Topic of the Week
The Race to Recess: A Budget Deal in Reach?
On Monday, Congressional leadership in both parties and the White House announced a budget deal that would suspend the debt ceiling through July 31, 2021 and increase the discretionary spending budget caps about $320 billion over FY-2020 and FY-2021. In our view, the key fact to understand about the $320 billion number, which is the one that has been most commonly cited in media reporting, is that it is an increase in spending relative to current law and not current spending.

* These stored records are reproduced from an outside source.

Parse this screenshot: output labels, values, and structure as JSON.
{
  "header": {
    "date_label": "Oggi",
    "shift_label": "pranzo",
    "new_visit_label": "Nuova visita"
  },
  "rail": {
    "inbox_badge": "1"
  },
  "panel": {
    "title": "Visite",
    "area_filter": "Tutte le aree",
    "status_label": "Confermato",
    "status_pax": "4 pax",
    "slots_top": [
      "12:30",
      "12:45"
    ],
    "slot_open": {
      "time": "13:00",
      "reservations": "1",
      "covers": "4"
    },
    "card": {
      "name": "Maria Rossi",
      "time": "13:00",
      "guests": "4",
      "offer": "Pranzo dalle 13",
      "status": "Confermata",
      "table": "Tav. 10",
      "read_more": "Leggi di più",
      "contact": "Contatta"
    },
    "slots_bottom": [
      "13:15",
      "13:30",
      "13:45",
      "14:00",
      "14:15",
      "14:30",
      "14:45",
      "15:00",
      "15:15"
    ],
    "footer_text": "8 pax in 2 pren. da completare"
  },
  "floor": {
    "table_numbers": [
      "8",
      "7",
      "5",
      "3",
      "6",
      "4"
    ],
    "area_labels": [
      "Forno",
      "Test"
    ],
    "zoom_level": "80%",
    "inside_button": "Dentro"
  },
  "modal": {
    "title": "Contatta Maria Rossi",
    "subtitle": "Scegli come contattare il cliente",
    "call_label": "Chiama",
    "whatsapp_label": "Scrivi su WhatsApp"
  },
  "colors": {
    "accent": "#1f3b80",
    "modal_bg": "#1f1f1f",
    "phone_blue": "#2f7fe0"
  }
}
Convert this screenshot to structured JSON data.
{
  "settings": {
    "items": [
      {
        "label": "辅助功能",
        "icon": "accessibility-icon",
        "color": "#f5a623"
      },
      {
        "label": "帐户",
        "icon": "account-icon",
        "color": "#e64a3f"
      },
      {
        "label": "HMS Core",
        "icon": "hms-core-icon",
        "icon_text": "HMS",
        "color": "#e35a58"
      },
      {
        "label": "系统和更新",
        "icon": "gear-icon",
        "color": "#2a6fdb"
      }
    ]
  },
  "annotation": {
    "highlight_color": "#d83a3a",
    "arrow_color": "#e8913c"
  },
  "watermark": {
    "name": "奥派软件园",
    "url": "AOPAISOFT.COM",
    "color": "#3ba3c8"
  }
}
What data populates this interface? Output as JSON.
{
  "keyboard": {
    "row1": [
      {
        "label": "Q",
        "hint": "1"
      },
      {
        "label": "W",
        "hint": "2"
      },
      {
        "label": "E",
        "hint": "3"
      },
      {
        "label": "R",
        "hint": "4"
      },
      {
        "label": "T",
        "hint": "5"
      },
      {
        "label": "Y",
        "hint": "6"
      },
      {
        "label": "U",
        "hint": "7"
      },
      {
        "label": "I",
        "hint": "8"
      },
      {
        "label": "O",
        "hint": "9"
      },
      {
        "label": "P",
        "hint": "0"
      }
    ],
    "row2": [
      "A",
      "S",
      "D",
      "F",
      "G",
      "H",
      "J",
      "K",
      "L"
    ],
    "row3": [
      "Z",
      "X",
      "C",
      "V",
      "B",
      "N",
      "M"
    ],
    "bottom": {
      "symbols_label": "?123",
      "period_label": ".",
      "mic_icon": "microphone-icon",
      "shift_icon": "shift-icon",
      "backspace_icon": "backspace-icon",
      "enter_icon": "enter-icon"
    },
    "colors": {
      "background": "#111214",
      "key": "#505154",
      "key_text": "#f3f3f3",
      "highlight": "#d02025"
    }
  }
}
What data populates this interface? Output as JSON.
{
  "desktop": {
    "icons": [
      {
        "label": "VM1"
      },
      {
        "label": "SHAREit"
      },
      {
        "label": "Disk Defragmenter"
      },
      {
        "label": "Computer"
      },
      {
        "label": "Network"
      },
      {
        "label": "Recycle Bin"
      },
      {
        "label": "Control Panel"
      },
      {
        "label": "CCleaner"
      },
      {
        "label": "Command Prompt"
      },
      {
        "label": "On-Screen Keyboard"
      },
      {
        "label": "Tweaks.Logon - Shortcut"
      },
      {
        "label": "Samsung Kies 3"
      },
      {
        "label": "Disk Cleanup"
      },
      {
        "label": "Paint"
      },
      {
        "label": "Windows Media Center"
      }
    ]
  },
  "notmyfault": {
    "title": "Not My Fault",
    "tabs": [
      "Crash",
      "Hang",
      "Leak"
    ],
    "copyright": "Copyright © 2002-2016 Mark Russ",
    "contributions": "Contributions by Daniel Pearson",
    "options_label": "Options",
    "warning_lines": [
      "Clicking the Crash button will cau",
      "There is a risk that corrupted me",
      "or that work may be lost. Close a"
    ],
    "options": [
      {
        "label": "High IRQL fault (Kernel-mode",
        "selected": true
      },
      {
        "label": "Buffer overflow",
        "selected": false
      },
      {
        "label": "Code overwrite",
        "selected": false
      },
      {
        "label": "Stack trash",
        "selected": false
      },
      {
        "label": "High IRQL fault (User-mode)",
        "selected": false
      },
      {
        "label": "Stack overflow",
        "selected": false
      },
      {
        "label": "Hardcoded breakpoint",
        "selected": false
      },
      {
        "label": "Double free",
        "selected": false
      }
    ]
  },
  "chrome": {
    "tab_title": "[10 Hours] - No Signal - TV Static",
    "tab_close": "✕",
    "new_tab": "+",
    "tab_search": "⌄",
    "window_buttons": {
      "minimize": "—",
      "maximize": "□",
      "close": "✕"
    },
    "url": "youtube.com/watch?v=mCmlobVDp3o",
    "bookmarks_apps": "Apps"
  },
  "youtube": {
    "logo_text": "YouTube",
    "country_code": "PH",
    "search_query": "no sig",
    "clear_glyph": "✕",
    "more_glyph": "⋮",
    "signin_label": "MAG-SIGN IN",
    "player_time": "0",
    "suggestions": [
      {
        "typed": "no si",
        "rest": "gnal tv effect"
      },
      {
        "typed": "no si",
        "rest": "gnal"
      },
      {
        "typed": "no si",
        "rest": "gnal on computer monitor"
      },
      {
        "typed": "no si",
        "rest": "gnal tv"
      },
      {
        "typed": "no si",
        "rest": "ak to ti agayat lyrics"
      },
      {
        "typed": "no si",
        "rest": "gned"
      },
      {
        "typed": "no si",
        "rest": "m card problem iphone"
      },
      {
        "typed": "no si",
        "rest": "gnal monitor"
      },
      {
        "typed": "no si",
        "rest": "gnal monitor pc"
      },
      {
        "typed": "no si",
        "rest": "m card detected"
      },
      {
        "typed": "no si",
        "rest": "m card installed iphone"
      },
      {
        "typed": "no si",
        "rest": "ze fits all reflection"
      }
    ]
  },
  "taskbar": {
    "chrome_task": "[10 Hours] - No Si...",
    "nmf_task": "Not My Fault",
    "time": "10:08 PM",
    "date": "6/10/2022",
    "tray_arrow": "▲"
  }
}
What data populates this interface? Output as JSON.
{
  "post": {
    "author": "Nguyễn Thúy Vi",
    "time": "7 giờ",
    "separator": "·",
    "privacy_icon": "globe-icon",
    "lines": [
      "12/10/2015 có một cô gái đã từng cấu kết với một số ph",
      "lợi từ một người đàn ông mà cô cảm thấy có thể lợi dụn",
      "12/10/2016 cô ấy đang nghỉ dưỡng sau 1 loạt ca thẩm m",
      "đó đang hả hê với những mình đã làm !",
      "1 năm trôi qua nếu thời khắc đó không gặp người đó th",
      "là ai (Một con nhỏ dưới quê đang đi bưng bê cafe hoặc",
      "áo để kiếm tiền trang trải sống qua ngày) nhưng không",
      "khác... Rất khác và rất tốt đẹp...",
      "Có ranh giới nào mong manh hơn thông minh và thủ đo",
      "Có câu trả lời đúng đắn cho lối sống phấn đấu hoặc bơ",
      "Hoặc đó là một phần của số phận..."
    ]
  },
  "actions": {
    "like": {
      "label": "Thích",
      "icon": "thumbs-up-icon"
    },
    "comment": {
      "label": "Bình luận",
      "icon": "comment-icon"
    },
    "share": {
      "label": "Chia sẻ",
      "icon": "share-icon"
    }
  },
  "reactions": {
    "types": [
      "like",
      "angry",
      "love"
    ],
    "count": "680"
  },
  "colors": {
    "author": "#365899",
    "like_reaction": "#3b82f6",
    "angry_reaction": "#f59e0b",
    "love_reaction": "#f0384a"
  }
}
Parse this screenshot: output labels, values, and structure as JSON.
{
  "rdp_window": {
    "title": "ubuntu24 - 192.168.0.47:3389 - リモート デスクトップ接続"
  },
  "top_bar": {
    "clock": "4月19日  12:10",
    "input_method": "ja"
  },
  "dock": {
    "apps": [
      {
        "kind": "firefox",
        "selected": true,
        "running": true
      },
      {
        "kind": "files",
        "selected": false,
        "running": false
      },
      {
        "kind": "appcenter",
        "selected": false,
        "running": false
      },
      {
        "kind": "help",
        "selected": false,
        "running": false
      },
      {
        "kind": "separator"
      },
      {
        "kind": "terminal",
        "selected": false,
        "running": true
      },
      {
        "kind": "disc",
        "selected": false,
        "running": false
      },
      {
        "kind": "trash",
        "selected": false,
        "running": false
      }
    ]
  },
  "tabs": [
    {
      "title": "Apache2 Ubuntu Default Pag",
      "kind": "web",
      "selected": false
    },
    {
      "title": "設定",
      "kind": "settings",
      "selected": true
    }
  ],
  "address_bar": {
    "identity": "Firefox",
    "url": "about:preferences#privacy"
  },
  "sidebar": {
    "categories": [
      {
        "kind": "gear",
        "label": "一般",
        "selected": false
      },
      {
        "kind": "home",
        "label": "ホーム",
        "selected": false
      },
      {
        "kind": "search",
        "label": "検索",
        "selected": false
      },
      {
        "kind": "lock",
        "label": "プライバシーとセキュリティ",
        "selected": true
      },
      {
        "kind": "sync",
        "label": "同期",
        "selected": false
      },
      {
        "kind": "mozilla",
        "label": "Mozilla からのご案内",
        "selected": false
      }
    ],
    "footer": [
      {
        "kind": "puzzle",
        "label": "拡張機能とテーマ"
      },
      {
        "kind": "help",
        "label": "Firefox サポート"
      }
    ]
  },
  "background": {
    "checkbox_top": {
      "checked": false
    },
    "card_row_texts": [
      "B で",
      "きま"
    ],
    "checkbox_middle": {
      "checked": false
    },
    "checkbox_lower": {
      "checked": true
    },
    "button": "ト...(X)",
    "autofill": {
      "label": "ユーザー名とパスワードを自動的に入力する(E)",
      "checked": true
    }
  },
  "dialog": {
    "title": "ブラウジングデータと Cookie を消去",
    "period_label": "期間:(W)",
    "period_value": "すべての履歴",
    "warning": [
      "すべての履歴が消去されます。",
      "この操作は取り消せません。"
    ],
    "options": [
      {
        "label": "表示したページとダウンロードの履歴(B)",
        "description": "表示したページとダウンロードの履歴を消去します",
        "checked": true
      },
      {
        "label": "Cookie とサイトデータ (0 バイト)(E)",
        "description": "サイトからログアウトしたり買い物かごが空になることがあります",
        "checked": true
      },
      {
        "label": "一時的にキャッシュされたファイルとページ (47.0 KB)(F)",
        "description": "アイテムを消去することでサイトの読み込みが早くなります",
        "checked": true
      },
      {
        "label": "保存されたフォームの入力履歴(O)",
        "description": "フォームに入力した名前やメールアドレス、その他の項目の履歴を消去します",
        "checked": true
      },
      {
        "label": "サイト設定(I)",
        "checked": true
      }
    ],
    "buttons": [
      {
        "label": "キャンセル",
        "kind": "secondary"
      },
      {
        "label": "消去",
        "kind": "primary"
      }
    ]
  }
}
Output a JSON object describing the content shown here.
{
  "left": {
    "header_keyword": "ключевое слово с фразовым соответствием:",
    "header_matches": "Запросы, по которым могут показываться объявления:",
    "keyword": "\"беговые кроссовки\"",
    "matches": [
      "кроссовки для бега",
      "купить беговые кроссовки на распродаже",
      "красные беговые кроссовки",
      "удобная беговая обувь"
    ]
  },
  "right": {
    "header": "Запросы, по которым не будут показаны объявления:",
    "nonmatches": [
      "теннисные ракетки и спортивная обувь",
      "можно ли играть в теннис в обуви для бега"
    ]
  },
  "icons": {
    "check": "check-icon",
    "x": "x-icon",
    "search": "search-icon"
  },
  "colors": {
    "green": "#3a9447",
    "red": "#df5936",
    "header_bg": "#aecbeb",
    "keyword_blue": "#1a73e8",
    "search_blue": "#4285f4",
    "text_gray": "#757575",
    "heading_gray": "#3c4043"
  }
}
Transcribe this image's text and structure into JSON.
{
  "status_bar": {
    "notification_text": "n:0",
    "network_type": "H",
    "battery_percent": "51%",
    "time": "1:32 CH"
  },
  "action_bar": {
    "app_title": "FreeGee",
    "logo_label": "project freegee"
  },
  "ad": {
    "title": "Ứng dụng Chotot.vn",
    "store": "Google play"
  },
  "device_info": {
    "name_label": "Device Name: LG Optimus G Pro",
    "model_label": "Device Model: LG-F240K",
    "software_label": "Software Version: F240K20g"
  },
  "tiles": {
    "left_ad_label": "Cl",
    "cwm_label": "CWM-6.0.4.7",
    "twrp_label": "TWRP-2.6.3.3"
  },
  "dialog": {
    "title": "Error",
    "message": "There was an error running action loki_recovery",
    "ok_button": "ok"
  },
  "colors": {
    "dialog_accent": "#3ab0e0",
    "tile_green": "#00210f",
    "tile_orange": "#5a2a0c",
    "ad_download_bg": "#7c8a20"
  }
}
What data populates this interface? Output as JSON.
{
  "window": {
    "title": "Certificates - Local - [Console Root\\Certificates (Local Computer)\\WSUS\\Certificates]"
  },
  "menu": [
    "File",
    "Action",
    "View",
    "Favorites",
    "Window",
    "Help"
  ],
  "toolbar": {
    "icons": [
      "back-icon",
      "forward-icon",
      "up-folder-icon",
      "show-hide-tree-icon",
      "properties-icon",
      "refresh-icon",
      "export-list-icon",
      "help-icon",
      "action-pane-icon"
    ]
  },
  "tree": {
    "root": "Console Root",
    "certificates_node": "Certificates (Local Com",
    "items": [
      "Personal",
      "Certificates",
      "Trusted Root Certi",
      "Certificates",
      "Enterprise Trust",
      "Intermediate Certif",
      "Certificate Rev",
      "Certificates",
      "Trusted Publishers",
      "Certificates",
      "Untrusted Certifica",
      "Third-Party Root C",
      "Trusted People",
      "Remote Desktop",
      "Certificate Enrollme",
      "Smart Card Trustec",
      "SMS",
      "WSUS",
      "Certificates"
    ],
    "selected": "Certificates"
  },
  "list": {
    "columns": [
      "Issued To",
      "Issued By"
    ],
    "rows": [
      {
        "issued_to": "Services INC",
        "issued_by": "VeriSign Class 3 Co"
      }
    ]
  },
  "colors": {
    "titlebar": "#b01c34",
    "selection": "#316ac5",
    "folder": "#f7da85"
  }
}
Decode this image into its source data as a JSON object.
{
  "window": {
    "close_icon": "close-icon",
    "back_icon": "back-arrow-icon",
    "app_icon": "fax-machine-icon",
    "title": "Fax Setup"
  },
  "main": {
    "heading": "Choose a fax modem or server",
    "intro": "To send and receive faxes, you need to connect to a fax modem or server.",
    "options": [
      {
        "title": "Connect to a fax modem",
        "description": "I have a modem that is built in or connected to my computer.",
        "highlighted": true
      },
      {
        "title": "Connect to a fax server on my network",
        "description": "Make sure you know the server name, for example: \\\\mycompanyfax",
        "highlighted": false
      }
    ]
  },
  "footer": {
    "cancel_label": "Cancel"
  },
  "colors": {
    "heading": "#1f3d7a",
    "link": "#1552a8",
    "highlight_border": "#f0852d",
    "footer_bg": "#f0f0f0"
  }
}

As we have discussed in previous reports, absent a budget deal, discretionary budget authority subject to the sequestration level budget caps was set to decline about $125 billion in FY-2020 and $100 billion in FY 2021 relative to FY-2019 (top chart). Thus, the deal essentially amounts to just a modest increase in inflation-adjusted discretionary spending relative to current spending. The deal includes about $75 billion in budget offsets, but these savings are concentrated in the last couple years of the 10-year budget window.
The budget agreement was roughly in-line with what we already had baked into our baseline forecast. Our forecast assumes that the previous FY-2018/FY-2019 boost to growth from more spending would gradually give way to inflation-adjusted federal consumption and investment converging towards zero over time (bottom chart). Put another way, our forecast assumes discretionary spending growth will continue over the next year or two, but at a slower pace than has been the case more recently.
The House of Representatives approved the law yesterday, and the Senate will likely vote next week before sending it to the president’s desk for his signature. But, bear in mind that this is merely step one of a two-step process. Policymakers will next need to appropriate the money to the various government programs. Until this is complete, the threat of a partial federal government shutdown after September 30 will remain.
For further reading, see our special report “The Race to Recess: A Budget Deal in Reach?”